Review by Sheila Grant
Publisher: Simon & Schuster 14th October 2021
ISBN: 978 -147119899 HB
With a variety of interesting and believable characters, this book will strike a chord with women everywhere.
Shay, is a strikingly pretty woman with an apparently perfect life. Husband Bruce is hard working and provides a decent standard of living for his wife and two children. Like many mothers Shay tends to worry about her children’s health, their lives away from home and their behaviour. Bruce brushes such worries aside, seemingly so absorbed in his work that family matters pass him by. Despite having a working from home job Shay still has time to care for her mother whose health is failing. Older sister Paula has a ‘high powered and pressurised job’ so is unable or unwilling to be of much assistance. A common situation when one member of a family shoulders all the caring for both the previous generation and the following one with no recognition, and little reward. Bruce appears blind to just how much his wife spends caring for them all.

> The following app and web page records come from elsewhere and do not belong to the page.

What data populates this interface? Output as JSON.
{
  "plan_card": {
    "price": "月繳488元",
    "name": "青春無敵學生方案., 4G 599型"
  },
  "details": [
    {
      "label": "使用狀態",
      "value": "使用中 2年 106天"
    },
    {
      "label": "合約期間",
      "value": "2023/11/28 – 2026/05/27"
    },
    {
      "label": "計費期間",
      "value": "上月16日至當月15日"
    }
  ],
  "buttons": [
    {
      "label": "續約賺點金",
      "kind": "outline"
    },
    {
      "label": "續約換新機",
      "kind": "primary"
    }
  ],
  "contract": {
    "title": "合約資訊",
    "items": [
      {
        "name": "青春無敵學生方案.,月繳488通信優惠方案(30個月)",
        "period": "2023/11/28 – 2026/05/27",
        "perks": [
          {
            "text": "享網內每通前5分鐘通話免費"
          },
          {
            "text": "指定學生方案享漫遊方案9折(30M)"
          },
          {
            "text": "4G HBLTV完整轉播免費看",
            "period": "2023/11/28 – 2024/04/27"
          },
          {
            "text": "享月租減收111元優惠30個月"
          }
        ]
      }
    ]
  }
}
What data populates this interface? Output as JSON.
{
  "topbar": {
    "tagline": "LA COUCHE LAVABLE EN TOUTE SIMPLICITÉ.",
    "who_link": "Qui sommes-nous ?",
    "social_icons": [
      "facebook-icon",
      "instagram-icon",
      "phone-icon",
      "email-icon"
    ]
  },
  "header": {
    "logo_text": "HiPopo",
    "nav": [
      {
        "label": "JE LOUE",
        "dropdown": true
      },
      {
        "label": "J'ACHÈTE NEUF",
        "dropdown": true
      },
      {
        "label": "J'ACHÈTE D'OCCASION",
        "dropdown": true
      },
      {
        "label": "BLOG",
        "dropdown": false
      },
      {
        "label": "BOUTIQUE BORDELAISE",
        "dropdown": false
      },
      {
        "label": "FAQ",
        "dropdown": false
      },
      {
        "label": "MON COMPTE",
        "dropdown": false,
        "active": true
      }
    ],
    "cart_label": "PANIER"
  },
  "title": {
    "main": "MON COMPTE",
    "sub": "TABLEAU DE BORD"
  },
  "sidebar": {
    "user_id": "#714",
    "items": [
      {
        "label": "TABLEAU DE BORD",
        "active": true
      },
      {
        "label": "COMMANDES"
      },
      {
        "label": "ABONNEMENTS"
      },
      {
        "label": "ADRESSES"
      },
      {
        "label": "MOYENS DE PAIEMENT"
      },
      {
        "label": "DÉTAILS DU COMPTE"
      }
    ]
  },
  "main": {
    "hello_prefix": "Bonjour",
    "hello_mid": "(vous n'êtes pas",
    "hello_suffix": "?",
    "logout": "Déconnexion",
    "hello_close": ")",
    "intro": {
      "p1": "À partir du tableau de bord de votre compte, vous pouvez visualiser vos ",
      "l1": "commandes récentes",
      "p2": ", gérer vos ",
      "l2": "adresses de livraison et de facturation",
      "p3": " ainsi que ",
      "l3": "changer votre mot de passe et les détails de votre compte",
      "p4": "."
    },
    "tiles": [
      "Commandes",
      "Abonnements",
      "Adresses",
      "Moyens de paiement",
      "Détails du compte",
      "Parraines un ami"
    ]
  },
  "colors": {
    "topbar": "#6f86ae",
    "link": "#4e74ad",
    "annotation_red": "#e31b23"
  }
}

When the inevitable breaking point occurs Shay is devastated. How will she cope with bereavement and disloyalty? The trauma of an event in her youth still haunts her. Can she move on again?
Shay is an example of the ‘sandwich generation’ pressed on all sides and expected to give and not receive. A beautifully drawn character and the focus of this heart warming romance with whom readers cannot fail to empathise.
The personalities in this novel are so well contrasted and realistic, and all too familiar.
The writing flows smoothly with tight dialogue. However I felt it was slightly overwritten and on occasion repetitive. Some events were predictable but it is a really good tale and very relevant to the way life is in families at present.
A nice read that ends with great satisfaction.